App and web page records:
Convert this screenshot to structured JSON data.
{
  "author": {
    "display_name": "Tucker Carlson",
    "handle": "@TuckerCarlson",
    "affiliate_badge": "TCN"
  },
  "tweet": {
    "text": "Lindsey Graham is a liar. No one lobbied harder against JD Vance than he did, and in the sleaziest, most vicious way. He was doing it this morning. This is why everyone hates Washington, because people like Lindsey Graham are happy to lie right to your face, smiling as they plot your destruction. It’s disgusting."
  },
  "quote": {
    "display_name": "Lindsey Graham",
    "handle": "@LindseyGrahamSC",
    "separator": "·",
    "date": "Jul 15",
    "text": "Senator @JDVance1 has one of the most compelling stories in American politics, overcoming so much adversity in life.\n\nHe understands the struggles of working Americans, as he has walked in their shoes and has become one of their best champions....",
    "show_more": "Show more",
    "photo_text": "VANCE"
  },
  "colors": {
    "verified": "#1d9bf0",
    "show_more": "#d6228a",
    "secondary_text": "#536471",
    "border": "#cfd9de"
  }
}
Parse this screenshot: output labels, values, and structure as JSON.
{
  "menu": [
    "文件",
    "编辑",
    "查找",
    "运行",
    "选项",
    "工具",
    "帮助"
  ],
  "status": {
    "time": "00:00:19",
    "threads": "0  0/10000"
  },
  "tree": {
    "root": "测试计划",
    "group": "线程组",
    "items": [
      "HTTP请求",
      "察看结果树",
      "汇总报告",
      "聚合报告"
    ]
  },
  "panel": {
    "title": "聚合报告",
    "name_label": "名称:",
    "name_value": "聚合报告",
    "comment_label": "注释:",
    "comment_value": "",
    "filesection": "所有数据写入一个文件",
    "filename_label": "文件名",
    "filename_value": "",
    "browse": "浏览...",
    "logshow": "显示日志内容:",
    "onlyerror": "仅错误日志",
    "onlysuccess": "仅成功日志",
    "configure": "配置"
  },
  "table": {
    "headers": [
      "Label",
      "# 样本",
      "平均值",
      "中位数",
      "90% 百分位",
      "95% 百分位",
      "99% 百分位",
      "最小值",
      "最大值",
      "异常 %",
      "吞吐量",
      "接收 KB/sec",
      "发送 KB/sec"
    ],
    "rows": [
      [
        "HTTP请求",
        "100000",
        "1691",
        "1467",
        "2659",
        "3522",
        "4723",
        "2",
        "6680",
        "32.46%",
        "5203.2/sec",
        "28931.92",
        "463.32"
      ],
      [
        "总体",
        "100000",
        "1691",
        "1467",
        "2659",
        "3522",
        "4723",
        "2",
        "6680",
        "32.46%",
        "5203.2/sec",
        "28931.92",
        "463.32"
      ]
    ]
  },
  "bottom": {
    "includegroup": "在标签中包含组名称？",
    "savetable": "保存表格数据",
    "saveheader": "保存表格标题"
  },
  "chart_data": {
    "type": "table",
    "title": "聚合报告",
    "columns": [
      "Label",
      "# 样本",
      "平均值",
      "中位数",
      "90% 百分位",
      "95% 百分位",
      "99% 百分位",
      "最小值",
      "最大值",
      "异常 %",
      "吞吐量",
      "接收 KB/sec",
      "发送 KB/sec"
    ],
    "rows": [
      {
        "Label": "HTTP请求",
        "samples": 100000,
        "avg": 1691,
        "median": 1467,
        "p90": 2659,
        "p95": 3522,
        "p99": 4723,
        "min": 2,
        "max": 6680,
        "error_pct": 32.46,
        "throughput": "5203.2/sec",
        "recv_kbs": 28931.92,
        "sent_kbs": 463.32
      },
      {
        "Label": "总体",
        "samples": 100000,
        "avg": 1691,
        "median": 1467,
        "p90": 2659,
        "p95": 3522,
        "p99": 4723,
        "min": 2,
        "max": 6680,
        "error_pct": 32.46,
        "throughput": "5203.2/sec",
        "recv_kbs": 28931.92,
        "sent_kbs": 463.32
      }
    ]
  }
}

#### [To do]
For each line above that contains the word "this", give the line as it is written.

#### [Answer area]
Convert this screenshot to structured JSON data.
    "text": "Lindsey Graham is a liar. No one lobbied harder against JD Vance than he did, and in the sleaziest, most vicious way. He was doing it this morning. This is why everyone hates Washington, because people like Lindsey Graham are happy to lie right to your face, smiling as they plot your destruction. It’s disgusting."
Parse this screenshot: output labels, values, and structure as JSON.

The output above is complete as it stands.